### [Records supplied]
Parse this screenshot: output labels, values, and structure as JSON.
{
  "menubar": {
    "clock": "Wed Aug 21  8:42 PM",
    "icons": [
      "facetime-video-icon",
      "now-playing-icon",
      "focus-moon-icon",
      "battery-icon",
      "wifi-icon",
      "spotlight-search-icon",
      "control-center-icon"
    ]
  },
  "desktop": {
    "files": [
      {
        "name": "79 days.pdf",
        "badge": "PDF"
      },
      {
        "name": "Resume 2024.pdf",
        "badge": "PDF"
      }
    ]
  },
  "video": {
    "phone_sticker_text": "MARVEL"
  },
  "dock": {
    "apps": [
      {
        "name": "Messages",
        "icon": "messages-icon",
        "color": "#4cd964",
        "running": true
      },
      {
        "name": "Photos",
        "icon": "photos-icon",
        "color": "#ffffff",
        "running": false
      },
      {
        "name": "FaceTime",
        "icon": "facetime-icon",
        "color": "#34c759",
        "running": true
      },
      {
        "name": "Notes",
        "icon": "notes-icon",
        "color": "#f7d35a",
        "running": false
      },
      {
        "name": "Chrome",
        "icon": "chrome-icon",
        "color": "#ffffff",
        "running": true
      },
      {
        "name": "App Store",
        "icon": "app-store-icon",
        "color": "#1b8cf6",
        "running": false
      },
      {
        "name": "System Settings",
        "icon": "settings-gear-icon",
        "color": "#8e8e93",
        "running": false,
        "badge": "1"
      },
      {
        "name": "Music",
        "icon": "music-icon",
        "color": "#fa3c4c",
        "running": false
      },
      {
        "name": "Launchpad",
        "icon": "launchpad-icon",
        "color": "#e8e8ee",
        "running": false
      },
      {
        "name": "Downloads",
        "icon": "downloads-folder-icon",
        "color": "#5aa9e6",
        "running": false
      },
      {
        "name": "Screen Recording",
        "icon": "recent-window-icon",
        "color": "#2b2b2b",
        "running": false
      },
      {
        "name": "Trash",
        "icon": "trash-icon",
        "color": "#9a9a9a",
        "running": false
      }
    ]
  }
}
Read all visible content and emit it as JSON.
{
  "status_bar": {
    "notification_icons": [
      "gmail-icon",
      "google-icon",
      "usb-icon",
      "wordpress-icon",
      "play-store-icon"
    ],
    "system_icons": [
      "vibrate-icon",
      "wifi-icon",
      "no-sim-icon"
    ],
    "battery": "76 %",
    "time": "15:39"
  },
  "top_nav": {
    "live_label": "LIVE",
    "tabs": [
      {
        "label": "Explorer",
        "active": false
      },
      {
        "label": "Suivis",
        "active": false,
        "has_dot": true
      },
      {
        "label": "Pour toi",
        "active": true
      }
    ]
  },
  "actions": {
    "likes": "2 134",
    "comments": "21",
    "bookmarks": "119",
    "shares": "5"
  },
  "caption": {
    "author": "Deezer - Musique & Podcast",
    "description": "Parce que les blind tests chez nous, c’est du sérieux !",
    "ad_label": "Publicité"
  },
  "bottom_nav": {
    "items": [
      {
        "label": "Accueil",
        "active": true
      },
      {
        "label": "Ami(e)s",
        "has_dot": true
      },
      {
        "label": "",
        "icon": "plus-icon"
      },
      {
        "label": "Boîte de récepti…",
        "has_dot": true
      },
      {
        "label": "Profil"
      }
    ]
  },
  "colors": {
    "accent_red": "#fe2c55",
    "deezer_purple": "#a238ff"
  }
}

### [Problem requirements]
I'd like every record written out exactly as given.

### [Response to this task]
Parse this screenshot: output labels, values, and structure as JSON.
{
  "menubar": {
    "clock": "Wed Aug 21  8:42 PM",
    "icons": [
      "facetime-video-icon",
      "now-playing-icon",
      "focus-moon-icon",
      "battery-icon",
      "wifi-icon",
      "spotlight-search-icon",
      "control-center-icon"
    ]
  },
  "desktop": {
    "files": [
      {
        "name": "79 days.pdf",
        "badge": "PDF"
      },
      {
        "name": "Resume 2024.pdf",
        "badge": "PDF"
      }
    ]
  },
  "video": {
    "phone_sticker_text": "MARVEL"
  },
  "dock": {
    "apps": [
      {
        "name": "Messages",
        "icon": "messages-icon",
        "color": "#4cd964",
        "running": true
      },
      {
        "name": "Photos",
        "icon": "photos-icon",
        "color": "#ffffff",
        "running": false
      },
      {
        "name": "FaceTime",
        "icon": "facetime-icon",
        "color": "#34c759",
        "running": true
      },
      {
        "name": "Notes",
        "icon": "notes-icon",
        "color": "#f7d35a",
        "running": false
      },
      {
        "name": "Chrome",
        "icon": "chrome-icon",
        "color": "#ffffff",
        "running": true
      },
      {
        "name": "App Store",
        "icon": "app-store-icon",
        "color": "#1b8cf6",
        "running": false
      },
      {
        "name": "System Settings",
        "icon": "settings-gear-icon",
        "color": "#8e8e93",
        "running": false,
        "badge": "1"
      },
      {
        "name": "Music",
        "icon": "music-icon",
        "color": "#fa3c4c",
        "running": false
      },
      {
        "name": "Launchpad",
        "icon": "launchpad-icon",
        "color": "#e8e8ee",
        "running": false
      },
      {
        "name": "Downloads",
        "icon": "downloads-folder-icon",
        "color": "#5aa9e6",
        "running": false
      },
      {
        "name": "Screen Recording",
        "icon": "recent-window-icon",
        "color": "#2b2b2b",
        "running": false
      },
      {
        "name": "Trash",
        "icon": "trash-icon",
        "color": "#9a9a9a",
        "running": false
      }
    ]
  }
}
Read all visible content and emit it as JSON.
{
  "status_bar": {
    "notification_icons": [
      "gmail-icon",
      "google-icon",
      "usb-icon",
      "wordpress-icon",
      "play-store-icon"
    ],
    "system_icons": [
      "vibrate-icon",
      "wifi-icon",
      "no-sim-icon"
    ],
    "battery": "76 %",
    "time": "15:39"
  },
  "top_nav": {
    "live_label": "LIVE",
    "tabs": [
      {
        "label": "Explorer",
        "active": false
      },
      {
        "label": "Suivis",
        "active": false,
        "has_dot": true
      },
      {
        "label": "Pour toi",
        "active": true
      }
    ]
  },
  "actions": {
    "likes": "2 134",
    "comments": "21",
    "bookmarks": "119",
    "shares": "5"
  },
  "caption": {
    "author": "Deezer - Musique & Podcast",
    "description": "Parce que les blind tests chez nous, c’est du sérieux !",
    "ad_label": "Publicité"
  },
  "bottom_nav": {
    "items": [
      {
        "label": "Accueil",
        "active": true
      },
      {
        "label": "Ami(e)s",
        "has_dot": true
      },
      {
        "label": "",
        "icon": "plus-icon"
      },
      {
        "label": "Boîte de récepti…",
        "has_dot": true
      },
      {
        "label": "Profil"
      }
    ]
  },
  "colors": {
    "accent_red": "#fe2c55",
    "deezer_purple": "#a238ff"
  }
}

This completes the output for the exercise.